I think of all her images, I find Siddal’s self portrait the most interesting, especially in comparison with Rossetti’s portraits and the photos we have. Above is my favourite of Rossetti’s pencil sketches of her and I think it is among the finer pieces of his work during this period. I think he was correct in his claim that she brought something out in his work that was amazing, and this picture shows such depth of beauty and tenderness it could make you cry. Siddal’s image of herself is devoid of romance and tenderness. She has startling hair, which she highlights with the use of green in the background, but her face is tense and silent. The photograph shows us an image somewhere between the two, her response less withdrawn than the self-portrait, but I think I understand the difference. If her self-image carried a layer of self-depreciation it is possibly because this is how she saw herself. Whether or not she understood that it was not how others saw her is beside the point. One is a picture of what it was like to see Elizabeth Siddal. The other is a portrait of what it was like to be Elizabeth Siddal.

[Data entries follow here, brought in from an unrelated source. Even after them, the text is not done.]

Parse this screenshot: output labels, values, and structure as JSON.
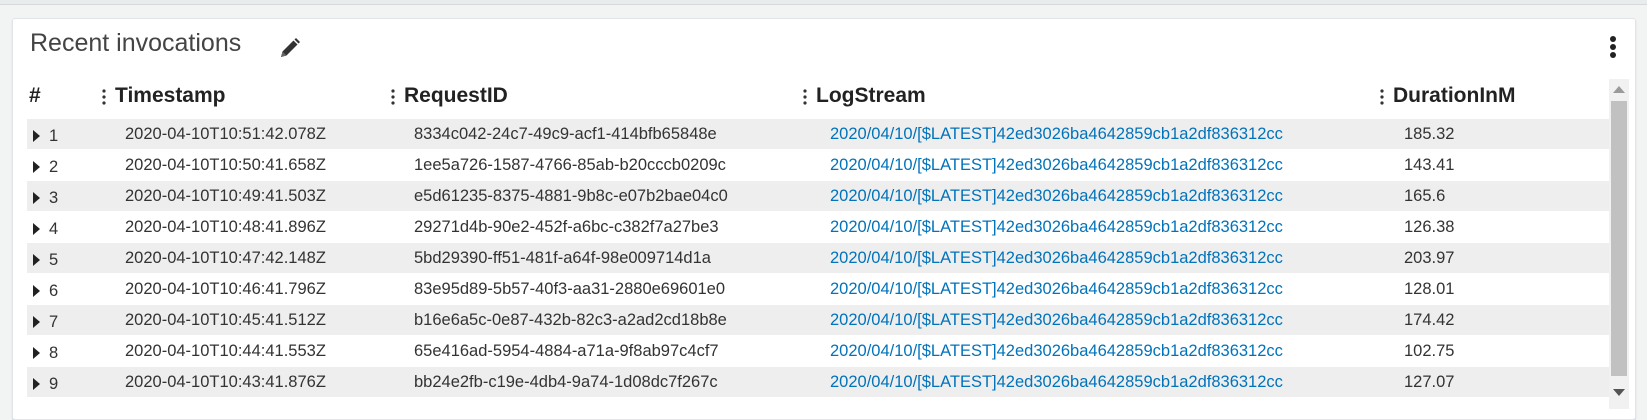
{
  "widget": {
    "title": "Recent invocations",
    "edit_icon": "pencil-icon",
    "menu_icon": "vertical-ellipsis-icon"
  },
  "table": {
    "columns": [
      "#",
      "Timestamp",
      "RequestID",
      "LogStream",
      "DurationInM"
    ],
    "rows": [
      {
        "n": "1",
        "timestamp": "2020-04-10T10:51:42.078Z",
        "request_id": "8334c042-24c7-49c9-acf1-414bfb65848e",
        "log_stream": "2020/04/10/[$LATEST]42ed3026ba4642859cb1a2df836312cc",
        "duration": "185.32"
      },
      {
        "n": "2",
        "timestamp": "2020-04-10T10:50:41.658Z",
        "request_id": "1ee5a726-1587-4766-85ab-b20cccb0209c",
        "log_stream": "2020/04/10/[$LATEST]42ed3026ba4642859cb1a2df836312cc",
        "duration": "143.41"
      },
      {
        "n": "3",
        "timestamp": "2020-04-10T10:49:41.503Z",
        "request_id": "e5d61235-8375-4881-9b8c-e07b2bae04c0",
        "log_stream": "2020/04/10/[$LATEST]42ed3026ba4642859cb1a2df836312cc",
        "duration": "165.6"
      },
      {
        "n": "4",
        "timestamp": "2020-04-10T10:48:41.896Z",
        "request_id": "29271d4b-90e2-452f-a6bc-c382f7a27be3",
        "log_stream": "2020/04/10/[$LATEST]42ed3026ba4642859cb1a2df836312cc",
        "duration": "126.38"
      },
      {
        "n": "5",
        "timestamp": "2020-04-10T10:47:42.148Z",
        "request_id": "5bd29390-ff51-481f-a64f-98e009714d1a",
        "log_stream": "2020/04/10/[$LATEST]42ed3026ba4642859cb1a2df836312cc",
        "duration": "203.97"
      },
      {
        "n": "6",
        "timestamp": "2020-04-10T10:46:41.796Z",
        "request_id": "83e95d89-5b57-40f3-aa31-2880e69601e0",
        "log_stream": "2020/04/10/[$LATEST]42ed3026ba4642859cb1a2df836312cc",
        "duration": "128.01"
      },
      {
        "n": "7",
        "timestamp": "2020-04-10T10:45:41.512Z",
        "request_id": "b16e6a5c-0e87-432b-82c3-a2ad2cd18b8e",
        "log_stream": "2020/04/10/[$LATEST]42ed3026ba4642859cb1a2df836312cc",
        "duration": "174.42"
      },
      {
        "n": "8",
        "timestamp": "2020-04-10T10:44:41.553Z",
        "request_id": "65e416ad-5954-4884-a71a-9f8ab97c4cf7",
        "log_stream": "2020/04/10/[$LATEST]42ed3026ba4642859cb1a2df836312cc",
        "duration": "102.75"
      },
      {
        "n": "9",
        "timestamp": "2020-04-10T10:43:41.876Z",
        "request_id": "bb24e2fb-c19e-4db4-9a74-1d08dc7f267c",
        "log_stream": "2020/04/10/[$LATEST]42ed3026ba4642859cb1a2df836312cc",
        "duration": "127.07"
      }
    ]
  },
  "colors": {
    "link": "#0073bb",
    "stripe": "#eeeeee",
    "header_text": "#222222"
  }
}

OK, so here’s what I think, finally… Unless you make the time to understand Elizabeth Siddal, it is impossible to comprehend her artistic work. John Gere resorts to saying that there is something about her, but he doesn’t know what, which is a remarkably honest admission. For a lot of people it would be easier to believe she peaked in 1852 in a bath-tub, but her work has interest and beauty different from her lover and teacher’s work. Her pictures seem to have remarkably intense emotions and they have a hushed melancholy that begs questions of the creator.
Maybe the reason why John Gere included her in the 1948 book is because we had yet to get into the idea that looking at someone’s sex life constituted sufficient biography. In my humble opinion, the thing that occupied the majority of her time should be listed first, so I would describe Elizabeth Siddal as an artist and poet, who was also Rossetti’s lover.
After all, there are more interesting things to think about than other people’s sex lives…